Increase in Distant Stage Breast Cancer Incidence Rates in US Women Aged 25-49 Years, 2000-2011: The Stage Migration Hypothesis.

Polednak AP - J Cancer Epidemiol (2015)

Age-standardized incidence rate for breast cancer diagnosed at ages 25–39 years and 40–49 years in 2000–2011: distant summary stage versus SEER breast-adjusted AJCC 6th stage IIIC within regional summary stage.
© Copyright Policy - open-access
Related In: Results  -  Collection

Show All Figures
getmorefigures.php?uid=PMC4306410&req=5

fig2: Age-standardized incidence rate for breast cancer diagnosed at ages 25–39 years and 40–49 years in 2000–2011: distant summary stage versus SEER breast-adjusted AJCC 6th stage IIIC within regional summary stage.
Mentions: Within regional summary stage, the ASIR for age 25–39 years for breast-adjusted AJCC stage IIIC declined (APC = −4.5%, P < .001, Table 1) (Figure 2), with a smaller decline for IIIB and no decline for IIIA or IIA-IIB (Table 1); the remainder were 144 coded as stage III not otherwise specified (NOS), 111 as other, and 475 as unknown (including 44 cases in 2000 and 46 in 2011) (data not tabulated). Within regional summary stage, the ASIR for age 40–49 years declined for breast-adjusted AJCC stage IIIC (APC = −3.7%, P < .001, Table 1) (Figure 2), with a smaller decline for stage IIIB (Table 1); the remainder were 341 coded as III-NOS, 390 as other, and 1362 as unknown (including 88 cases in 2000 and 87 in 2011) (data not tabulated). Using historic (instead of summary) regional stage, statistically significantly negative APCs in rates were also obtained for IIIC at ages 25–39 (total N = 1315 cases) and 40–49 years (total N = 3278 cases).

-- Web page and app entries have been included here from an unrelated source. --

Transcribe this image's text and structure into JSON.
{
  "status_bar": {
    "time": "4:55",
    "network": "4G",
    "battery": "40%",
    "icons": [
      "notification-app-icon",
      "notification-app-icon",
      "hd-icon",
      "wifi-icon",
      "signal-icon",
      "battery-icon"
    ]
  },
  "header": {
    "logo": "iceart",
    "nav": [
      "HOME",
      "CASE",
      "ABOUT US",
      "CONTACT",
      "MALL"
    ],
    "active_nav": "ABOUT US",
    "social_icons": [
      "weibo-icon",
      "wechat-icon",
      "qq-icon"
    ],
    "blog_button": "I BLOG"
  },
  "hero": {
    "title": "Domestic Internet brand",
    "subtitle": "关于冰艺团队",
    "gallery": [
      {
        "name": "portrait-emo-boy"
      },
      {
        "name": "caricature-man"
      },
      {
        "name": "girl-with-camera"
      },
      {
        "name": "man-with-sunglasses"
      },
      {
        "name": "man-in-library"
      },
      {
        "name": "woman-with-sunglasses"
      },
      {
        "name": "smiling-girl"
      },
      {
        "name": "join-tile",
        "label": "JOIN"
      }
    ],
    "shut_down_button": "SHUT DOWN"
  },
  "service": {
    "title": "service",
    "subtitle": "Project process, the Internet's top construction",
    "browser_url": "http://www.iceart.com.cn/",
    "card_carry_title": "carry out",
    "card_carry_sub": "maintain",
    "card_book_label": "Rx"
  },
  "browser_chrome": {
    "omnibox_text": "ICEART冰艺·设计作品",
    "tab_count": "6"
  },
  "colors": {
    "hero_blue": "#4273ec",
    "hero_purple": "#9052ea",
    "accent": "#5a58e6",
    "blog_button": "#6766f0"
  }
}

Bottom Line: Background.The 3-year relative survival rate increased over time for distant stage (especially in the ER positive subgroup) and regional stage but not for localized stage; these trends do not contradict the stage-migration hypothesis.Conclusions.

View Article: PubMed Central - PubMed

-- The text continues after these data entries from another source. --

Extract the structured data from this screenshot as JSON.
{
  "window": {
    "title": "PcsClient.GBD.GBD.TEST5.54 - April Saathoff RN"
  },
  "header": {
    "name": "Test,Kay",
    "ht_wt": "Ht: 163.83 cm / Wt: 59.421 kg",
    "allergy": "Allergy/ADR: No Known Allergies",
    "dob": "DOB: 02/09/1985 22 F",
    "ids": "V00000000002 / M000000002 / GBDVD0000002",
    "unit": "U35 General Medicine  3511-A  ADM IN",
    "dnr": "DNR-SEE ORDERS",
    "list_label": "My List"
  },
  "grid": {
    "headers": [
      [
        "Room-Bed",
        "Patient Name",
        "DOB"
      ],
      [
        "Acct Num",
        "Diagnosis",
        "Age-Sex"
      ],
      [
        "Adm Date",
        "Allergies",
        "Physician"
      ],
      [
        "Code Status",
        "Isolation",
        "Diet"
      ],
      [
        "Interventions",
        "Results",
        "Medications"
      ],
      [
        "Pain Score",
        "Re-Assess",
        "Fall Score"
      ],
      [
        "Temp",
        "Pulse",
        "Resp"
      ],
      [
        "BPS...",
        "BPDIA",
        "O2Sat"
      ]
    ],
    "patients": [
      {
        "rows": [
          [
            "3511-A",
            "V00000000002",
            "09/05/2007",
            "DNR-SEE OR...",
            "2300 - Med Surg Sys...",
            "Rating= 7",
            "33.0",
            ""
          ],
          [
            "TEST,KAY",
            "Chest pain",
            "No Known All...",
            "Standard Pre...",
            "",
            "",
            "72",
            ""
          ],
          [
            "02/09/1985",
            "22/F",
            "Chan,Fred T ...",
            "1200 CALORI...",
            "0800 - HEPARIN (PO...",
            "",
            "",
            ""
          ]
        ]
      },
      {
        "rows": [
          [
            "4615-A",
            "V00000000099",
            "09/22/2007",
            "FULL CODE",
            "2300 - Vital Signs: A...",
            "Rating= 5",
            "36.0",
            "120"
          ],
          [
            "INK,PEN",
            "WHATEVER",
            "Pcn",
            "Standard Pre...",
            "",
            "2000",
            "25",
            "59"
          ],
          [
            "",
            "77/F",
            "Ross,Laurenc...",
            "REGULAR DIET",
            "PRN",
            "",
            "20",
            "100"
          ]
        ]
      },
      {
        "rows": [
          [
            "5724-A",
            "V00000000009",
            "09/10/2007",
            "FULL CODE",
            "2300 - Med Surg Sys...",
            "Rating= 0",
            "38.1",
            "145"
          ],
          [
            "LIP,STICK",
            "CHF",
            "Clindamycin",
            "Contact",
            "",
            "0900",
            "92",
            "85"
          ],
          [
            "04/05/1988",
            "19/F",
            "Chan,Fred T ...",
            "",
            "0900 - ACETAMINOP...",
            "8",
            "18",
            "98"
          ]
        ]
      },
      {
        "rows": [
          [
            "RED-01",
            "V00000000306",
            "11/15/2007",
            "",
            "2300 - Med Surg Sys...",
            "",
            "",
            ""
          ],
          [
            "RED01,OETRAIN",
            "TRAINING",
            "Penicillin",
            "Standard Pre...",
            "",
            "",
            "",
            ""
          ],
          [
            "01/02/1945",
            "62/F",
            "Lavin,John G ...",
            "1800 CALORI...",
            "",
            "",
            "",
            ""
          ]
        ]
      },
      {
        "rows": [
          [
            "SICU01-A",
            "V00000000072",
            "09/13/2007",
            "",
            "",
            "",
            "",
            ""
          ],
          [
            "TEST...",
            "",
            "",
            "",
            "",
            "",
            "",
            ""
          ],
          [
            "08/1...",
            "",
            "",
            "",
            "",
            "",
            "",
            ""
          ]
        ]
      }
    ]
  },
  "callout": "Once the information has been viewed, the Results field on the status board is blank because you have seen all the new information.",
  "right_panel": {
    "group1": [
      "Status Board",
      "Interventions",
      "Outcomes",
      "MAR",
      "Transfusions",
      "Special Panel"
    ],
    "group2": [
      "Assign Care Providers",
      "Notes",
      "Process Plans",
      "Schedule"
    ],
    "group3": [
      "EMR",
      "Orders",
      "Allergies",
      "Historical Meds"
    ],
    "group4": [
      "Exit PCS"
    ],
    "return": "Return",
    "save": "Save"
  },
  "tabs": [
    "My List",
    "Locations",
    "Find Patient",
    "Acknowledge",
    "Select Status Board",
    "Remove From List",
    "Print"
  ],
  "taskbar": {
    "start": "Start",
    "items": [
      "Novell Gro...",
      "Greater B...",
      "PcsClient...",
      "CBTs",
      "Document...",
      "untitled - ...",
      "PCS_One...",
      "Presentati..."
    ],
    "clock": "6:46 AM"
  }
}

Affiliation: Private Practice, 241 Stonecrest Drive, Bristol, CT 06010, USA.

ABSTRACT
Background. Unexplained increases have been reported in incidence rates for breast cancer diagnosed at distant stage in younger U.S. women, using data from the Surveillance, Epidemiology and End Results (SEER) Program. Methods. This report focused on recent SEER trends (2000-2011) in age-standardized incidence rates of invasive breast cancer at ages 25-39 and 40-49 years and the hypothesis that stage migration may have resulted from advances in detecting distant metastases at diagnosis. Results. Increases in the rates for distant stage were roughly equal to decreases in the rates for the most advanced stage subgroups within regional stage; this was evident for estrogen receptor (ER) negative cancers, associated with poorer prognosis, but not for ER positive cancers. The 3-year relative survival rate increased over time for distant stage (especially in the ER positive subgroup) and regional stage but not for localized stage; these trends do not contradict the stage-migration hypothesis. Conclusions. Findings provide some support for stage migration as one explanation for the recent increase in incidence of distant stage breast cancer, but additional studies are needed using other databases.

No MeSH data available.


Related in: MedlinePlus